The image on left is a termite “catherdral” mound, an example of the theory of emergence in nature. I decided to use this image after rading Alex Iskold’s article on Yahoo! Pipes, where he talks about emergence (part of complexity theory) and its relation to Web 2.0.
Perhaps more than any other approach or Web technology, mashups exemplify “Web 2.0.” These unique web applications draw on content from more that one source to create something new. With hundreds of open APIs (Application Programming Interface) to choose from, over 1000 mashups have been created in just the past two years. Google maps, Flickr photos, and many other data sources and services are now available to designers and developers.
Unfortunately, few museums have explored the promise that mashups present. While some of the APIs are commercial in nature, many are relevant to the museum world and could be used to create compelling interactive experiences for museum visitors. Mashups have the potential to allow visitors to access archives, collections, and scientific data in innovative and exciting ways.
As museums slowly begin to explore other Web 2.0 technologies such as blogging and social networking applications, the potential for tapping into these communities with mashups increases. Our visitors are already using mashups and many of the core technologies that open APIs are making accessible.
This half-day workshop will explore the technical and design aspects of mashups. We’ll look at some of the examples that are out there and discuss the technology behind them. We’ll explore some of the more popular open APIs and talk about the possibilities they present.
Finally, we’ll explore the design issues surrounding these unique web applications. Due to the complex nature of mashups and the fact that many are produced solely by programmers, usability and visitor experience is often compromised. We’ll look at what is emerging as “best practices” in the development on mashups with a focus on design. Through a rapid design exercise we’ll take a look at the conceptual, information, and visual design aspects of mashups.

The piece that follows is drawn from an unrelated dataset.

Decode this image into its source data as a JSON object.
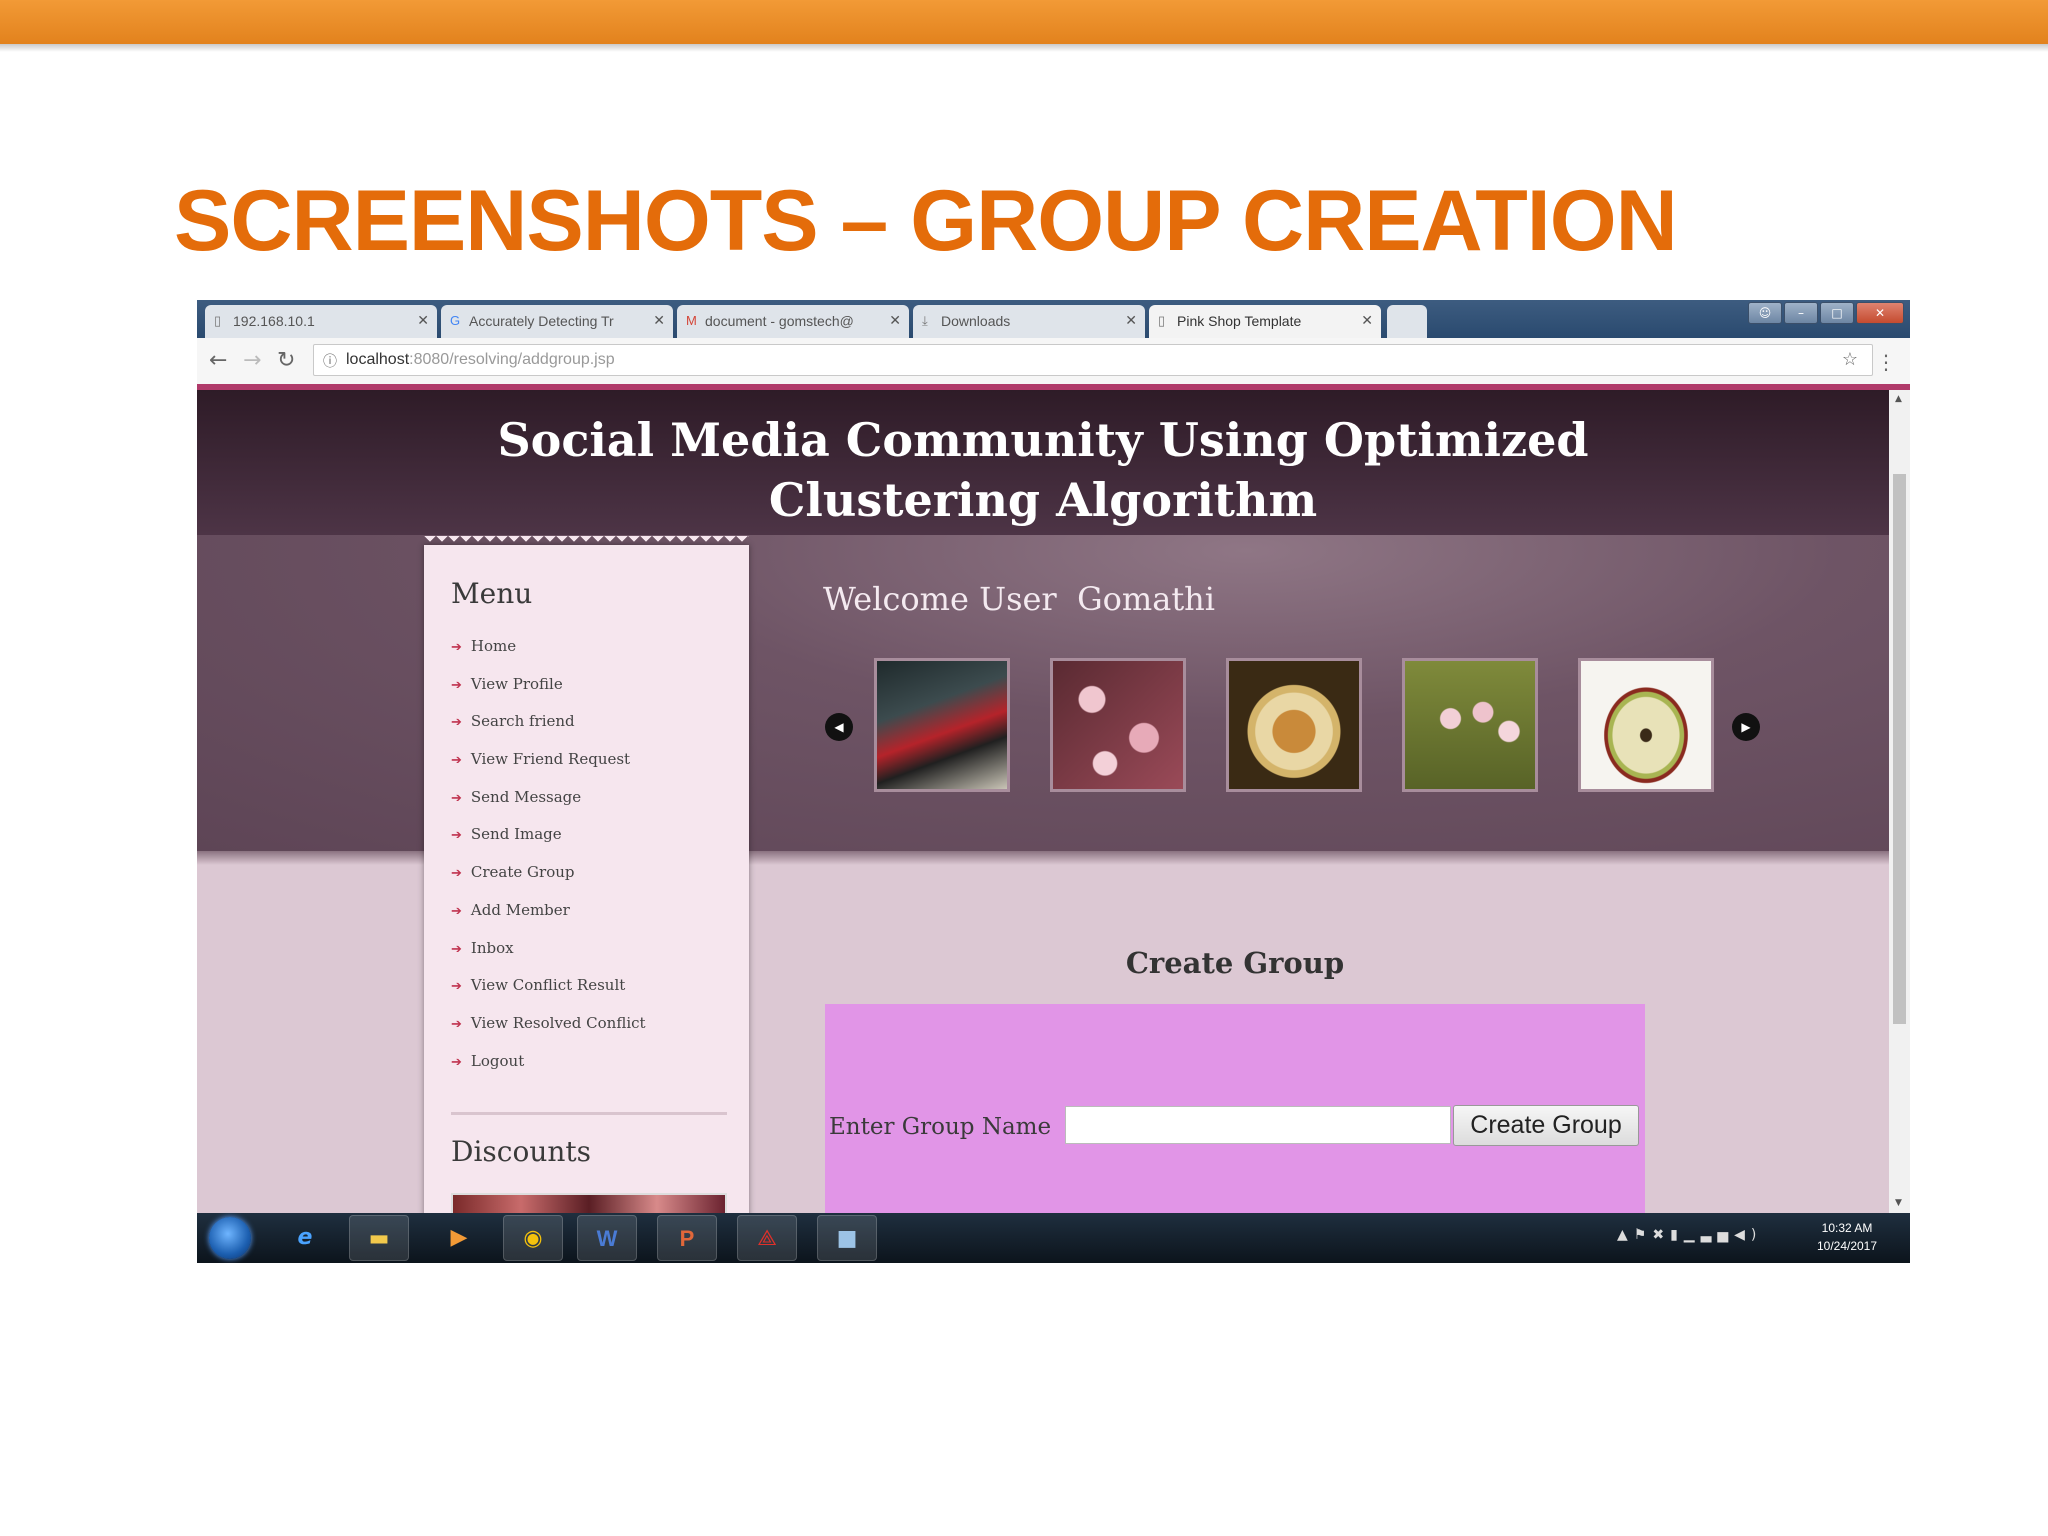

Bookmarks (for this workshop and RealScience 2.0):
The Presentation (The activity is not included):